The other two boys are teenage and mean looking, missing teeth and sored from the sun and bone skinny and I’m afraid of them.
@King_of_SP! / 8:15pm:
I dropped them some Slim Jims, the rest of the cereal. That should hold them for a day or two. Through the intercom, I begged them to leave. “Just start walking. I’ll lower the perimeter fence.”
“How do we know you’re not lying?”
It’s a terrible jolt, the shock of the perimeter fence so I can understand their hesitation. Once I watched a whole herd of pronghorn coming fast and I thought for sure they’d break through but when they hit the invisible barrier they went down, every last one of them, lying in a heap for some minutes.
I told the boys, “I’m giving you my word.”
“Your word?” They snorted. “We’ll give you our word!” Then they shook their genitals at me through their shorts. None of them have shoes. How can they stand the heat without them? It’s so hot, even up here, though most of the time I keep my dwelling air-sealed. I’ve got to get Elvis out of here.
Tomorrow the host will call me. I’m thinking of showing him my guests, telling him about our time together, their resilience and ingenuity, how they won’t give up! I mean seriously, this place is a wasteland, always was really. Sure, it once brimmed with fountains and water features and lush green golf courses and monster wave parks but that’s all gone now, covered in dust, never meant to be in the first place. What’s left? Hard times, water tight, a living that’s too close to the earth, to dying, but maybe that’s what makes it so great. Yeah, that’s what I’ll say when he calls: you’ll never feel more alive than in South Phoenix! Yes, that’s it. You’re the best!
@King_of_SP! / 7:23pm:
I’m drunk and definitely not The People’s Choice! The boys are dismantling my armored vehicle, removing its plates one by one, stabbing the tires with sharp rocks, bashing the windows. It takes some force to break through bullet resistance.
I can tell Elvis is agitated. I’ve kept him inside since the boys arrived. He squawks and flops around our dwelling, shitting on everything. I’m such a fool. The King of South Phoenix! I thought I could be the one to bring it back. I even pictured us getting married, raining cereal from my tower, sponsored by Charming Pebbles, a color swirl of luck bites!

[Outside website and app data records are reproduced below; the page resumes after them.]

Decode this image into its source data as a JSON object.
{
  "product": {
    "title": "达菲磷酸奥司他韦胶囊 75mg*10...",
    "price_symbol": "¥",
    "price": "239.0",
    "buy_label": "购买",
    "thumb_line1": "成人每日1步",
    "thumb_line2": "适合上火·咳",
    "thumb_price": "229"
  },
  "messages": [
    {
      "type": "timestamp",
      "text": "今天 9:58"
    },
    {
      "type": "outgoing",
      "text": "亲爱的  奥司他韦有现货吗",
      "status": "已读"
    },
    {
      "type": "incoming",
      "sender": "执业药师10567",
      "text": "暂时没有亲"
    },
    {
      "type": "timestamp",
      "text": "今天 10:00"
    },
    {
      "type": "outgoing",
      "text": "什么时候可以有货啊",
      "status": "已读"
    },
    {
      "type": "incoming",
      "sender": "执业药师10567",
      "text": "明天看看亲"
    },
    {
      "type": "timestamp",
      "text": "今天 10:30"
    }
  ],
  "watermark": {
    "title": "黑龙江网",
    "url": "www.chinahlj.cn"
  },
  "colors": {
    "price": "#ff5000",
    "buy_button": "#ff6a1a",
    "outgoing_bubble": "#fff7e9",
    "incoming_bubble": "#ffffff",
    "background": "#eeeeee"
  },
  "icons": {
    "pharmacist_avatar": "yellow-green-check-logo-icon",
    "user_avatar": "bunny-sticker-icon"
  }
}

Even these messages belong to them, Charming Pebbles. It’s true. They actually own the rights, could reproduce them if they wanted to. I probably shouldn’t have told you that. Just one more reason to ignore me.

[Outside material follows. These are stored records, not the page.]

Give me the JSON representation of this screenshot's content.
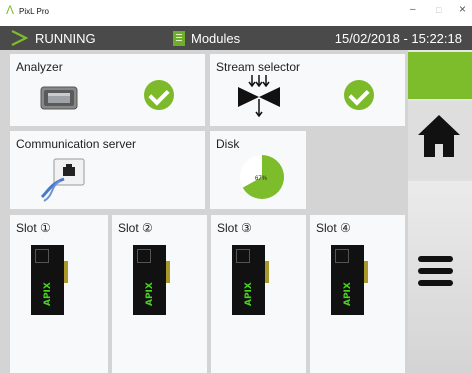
{
  "window": {
    "title": "PixL Pro",
    "minimize": "–",
    "maximize": "□",
    "close": "×"
  },
  "status": {
    "state": "RUNNING",
    "section": "Modules",
    "datetime": "15/02/2018 - 15:22:18"
  },
  "tiles": {
    "analyzer": {
      "label": "Analyzer",
      "status_icon": "check-icon"
    },
    "stream_selector": {
      "label": "Stream selector",
      "status_icon": "check-icon"
    },
    "communication_server": {
      "label": "Communication server"
    },
    "disk": {
      "label": "Disk",
      "usage_label": "67%",
      "usage_fraction": 0.67
    }
  },
  "slots": [
    {
      "label": "Slot ①",
      "module_brand": "APIX"
    },
    {
      "label": "Slot ②",
      "module_brand": "APIX"
    },
    {
      "label": "Slot ③",
      "module_brand": "APIX"
    },
    {
      "label": "Slot ④",
      "module_brand": "APIX"
    }
  ],
  "colors": {
    "accent": "#7cba2a",
    "statusbar": "#4a4a4a",
    "module_text": "#47d51e"
  },
  "sidebar": {
    "items": [
      "active-indicator",
      "home-icon",
      "menu-icon"
    ]
  }
}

@King_of_SP! / 11:32am:
Sorry about last night, the whole marriage thing, everything really. One of the boys is sick or playing at sick but I have to help him. I can’t drop a pouch of antibiotics to those kids – they don’t know the first thing about medicine.
Before I go I’m going to let Elvis loose. I’m going to open the windows, watch him fly, drop the perimeter fence and hope he stays gone. I can’t keep him and I can’t keep writing you. It’s nothing personal. I’m never going to be The People’s Choice! And I can’t stay in this tower.
I’m not going to put the perimeter fence back up and when the host screens me I’ll shout, “South Phoenix! Where the people stand together!” That could work. Or “South Phoenix! Where they eat your face!” I’m not sure what’ll happen. Either way, it was nice knowing you. I hope it was nice knowing me too.
[*] Slightly altered for readability
[†] For internal use only
Katie M. Flynn’s stories have appeared or are forthcoming in Colorado Review, Indiana Review, Juked, Masters Review, Tin House Online, Witness Magazine, and elsewhere. She is the recipient of Colorado Review’s Nelligan Prize for Short Fiction, a fellowship from the San Francisco Writers’ Grotto, and the Steinbeck Fellowship in Creative Writing. Katie lives in San Francisco and serves as fiction editor at Split Lip Magazine. Find her at burythebird.com.